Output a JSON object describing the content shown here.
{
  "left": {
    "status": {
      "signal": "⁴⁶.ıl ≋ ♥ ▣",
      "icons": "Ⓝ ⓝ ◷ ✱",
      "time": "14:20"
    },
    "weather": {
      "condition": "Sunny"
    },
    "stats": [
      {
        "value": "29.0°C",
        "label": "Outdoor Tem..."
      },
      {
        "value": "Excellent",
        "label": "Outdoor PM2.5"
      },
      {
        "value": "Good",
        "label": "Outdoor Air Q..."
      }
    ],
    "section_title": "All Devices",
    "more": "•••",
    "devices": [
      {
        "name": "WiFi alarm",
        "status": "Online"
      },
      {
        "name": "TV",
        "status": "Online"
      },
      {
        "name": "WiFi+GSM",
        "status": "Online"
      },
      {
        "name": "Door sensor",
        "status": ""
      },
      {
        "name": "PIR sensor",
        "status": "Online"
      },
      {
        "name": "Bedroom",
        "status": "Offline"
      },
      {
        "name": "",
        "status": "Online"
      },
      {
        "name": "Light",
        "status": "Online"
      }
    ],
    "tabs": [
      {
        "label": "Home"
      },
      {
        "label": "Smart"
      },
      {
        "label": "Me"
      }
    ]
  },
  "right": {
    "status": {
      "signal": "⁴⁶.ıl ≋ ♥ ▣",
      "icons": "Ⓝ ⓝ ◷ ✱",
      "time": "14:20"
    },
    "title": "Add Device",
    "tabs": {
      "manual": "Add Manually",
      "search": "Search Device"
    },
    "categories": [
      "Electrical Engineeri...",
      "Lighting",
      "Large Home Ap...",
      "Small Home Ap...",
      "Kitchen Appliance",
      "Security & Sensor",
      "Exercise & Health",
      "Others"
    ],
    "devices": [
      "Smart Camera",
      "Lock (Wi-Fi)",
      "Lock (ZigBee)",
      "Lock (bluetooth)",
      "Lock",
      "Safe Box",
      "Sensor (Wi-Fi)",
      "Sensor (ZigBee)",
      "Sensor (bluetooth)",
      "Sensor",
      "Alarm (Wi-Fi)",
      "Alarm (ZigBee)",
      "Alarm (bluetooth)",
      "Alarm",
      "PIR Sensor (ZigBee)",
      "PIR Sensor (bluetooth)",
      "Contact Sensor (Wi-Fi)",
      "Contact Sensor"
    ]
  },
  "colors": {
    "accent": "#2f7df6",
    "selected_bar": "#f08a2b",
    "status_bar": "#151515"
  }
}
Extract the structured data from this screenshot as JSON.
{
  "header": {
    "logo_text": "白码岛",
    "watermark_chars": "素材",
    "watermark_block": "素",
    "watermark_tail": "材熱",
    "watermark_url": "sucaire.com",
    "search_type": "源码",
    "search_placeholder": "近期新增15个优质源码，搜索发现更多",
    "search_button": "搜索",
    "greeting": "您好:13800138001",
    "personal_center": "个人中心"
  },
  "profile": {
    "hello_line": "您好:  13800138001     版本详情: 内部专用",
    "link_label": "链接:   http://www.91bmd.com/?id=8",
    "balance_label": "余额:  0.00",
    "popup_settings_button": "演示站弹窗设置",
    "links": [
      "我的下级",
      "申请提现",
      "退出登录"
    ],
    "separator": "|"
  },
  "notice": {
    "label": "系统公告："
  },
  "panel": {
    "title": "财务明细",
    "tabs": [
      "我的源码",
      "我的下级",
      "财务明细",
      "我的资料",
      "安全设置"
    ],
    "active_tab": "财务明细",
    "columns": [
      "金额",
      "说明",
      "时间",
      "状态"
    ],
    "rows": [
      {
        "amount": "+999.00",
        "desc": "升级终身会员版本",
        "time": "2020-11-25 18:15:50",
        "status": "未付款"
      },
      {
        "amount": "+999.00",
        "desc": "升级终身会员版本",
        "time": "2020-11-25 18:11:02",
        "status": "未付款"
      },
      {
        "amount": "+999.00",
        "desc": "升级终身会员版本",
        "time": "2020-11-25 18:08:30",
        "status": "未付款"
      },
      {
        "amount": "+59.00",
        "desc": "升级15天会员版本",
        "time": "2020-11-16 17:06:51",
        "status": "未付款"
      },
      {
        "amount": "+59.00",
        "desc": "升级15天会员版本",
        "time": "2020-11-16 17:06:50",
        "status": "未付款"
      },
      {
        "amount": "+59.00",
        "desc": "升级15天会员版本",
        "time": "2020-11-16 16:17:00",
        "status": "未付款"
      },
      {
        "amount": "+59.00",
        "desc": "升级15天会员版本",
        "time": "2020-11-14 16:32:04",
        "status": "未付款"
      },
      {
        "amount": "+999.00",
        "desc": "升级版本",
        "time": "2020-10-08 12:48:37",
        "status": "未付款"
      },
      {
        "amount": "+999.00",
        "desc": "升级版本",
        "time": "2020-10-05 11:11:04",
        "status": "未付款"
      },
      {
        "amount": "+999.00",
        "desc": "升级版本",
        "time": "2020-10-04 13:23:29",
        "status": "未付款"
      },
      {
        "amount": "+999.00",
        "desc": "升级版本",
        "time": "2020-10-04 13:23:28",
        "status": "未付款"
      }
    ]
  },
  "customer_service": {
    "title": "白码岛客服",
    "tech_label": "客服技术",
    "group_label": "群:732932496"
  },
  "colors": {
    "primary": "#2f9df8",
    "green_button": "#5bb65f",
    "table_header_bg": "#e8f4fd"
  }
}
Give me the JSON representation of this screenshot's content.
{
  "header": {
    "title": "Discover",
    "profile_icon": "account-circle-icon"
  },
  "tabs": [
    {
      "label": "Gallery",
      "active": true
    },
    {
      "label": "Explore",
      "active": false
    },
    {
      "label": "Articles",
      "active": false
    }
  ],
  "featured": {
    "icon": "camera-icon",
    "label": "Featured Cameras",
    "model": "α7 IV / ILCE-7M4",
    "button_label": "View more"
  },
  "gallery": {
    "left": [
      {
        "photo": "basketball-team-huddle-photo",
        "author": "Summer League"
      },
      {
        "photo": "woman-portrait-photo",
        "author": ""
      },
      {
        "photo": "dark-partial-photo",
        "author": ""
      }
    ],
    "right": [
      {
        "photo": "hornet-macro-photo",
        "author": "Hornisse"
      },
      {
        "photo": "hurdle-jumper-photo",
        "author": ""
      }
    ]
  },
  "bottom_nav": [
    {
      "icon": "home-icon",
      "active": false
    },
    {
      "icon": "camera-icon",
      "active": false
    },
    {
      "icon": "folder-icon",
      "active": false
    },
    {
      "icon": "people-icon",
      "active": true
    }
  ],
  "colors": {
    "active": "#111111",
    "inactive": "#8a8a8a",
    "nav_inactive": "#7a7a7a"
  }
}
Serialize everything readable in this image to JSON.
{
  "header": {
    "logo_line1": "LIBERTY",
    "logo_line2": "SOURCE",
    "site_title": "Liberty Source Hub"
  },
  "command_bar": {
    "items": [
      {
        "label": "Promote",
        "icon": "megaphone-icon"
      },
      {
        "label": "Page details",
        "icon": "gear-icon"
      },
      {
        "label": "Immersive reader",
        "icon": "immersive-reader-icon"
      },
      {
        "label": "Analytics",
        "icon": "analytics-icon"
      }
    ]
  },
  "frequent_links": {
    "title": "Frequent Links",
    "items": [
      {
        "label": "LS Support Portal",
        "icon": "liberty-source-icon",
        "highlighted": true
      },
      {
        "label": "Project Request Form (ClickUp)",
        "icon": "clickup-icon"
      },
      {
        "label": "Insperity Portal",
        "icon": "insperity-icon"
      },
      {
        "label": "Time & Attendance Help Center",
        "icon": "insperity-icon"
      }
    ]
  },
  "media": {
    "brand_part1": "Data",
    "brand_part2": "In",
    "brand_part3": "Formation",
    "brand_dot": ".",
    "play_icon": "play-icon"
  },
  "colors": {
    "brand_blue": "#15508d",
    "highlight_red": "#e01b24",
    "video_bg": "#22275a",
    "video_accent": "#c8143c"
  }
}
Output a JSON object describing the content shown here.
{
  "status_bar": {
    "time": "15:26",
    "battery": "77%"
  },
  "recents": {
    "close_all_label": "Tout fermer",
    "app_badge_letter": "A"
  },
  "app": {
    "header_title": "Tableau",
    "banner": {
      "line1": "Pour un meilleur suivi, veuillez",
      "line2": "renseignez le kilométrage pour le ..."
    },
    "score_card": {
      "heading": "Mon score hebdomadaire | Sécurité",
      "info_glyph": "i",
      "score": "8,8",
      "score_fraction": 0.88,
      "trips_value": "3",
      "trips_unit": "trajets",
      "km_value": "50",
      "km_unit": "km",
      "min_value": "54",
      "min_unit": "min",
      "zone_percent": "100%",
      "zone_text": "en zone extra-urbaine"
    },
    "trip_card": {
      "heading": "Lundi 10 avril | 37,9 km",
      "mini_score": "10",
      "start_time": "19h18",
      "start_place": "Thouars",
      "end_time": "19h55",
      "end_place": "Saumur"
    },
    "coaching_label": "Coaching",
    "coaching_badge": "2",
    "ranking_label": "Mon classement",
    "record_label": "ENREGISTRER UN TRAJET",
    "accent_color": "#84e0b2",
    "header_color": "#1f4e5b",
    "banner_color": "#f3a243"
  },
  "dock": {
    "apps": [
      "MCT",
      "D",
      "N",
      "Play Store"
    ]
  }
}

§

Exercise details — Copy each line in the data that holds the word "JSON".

Finished task —
Output a JSON object describing the content shown here.
Extract the structured data from this screenshot as JSON.
Give me the JSON representation of this screenshot's content.
Serialize everything readable in this image to JSON.
Output a JSON object describing the content shown here.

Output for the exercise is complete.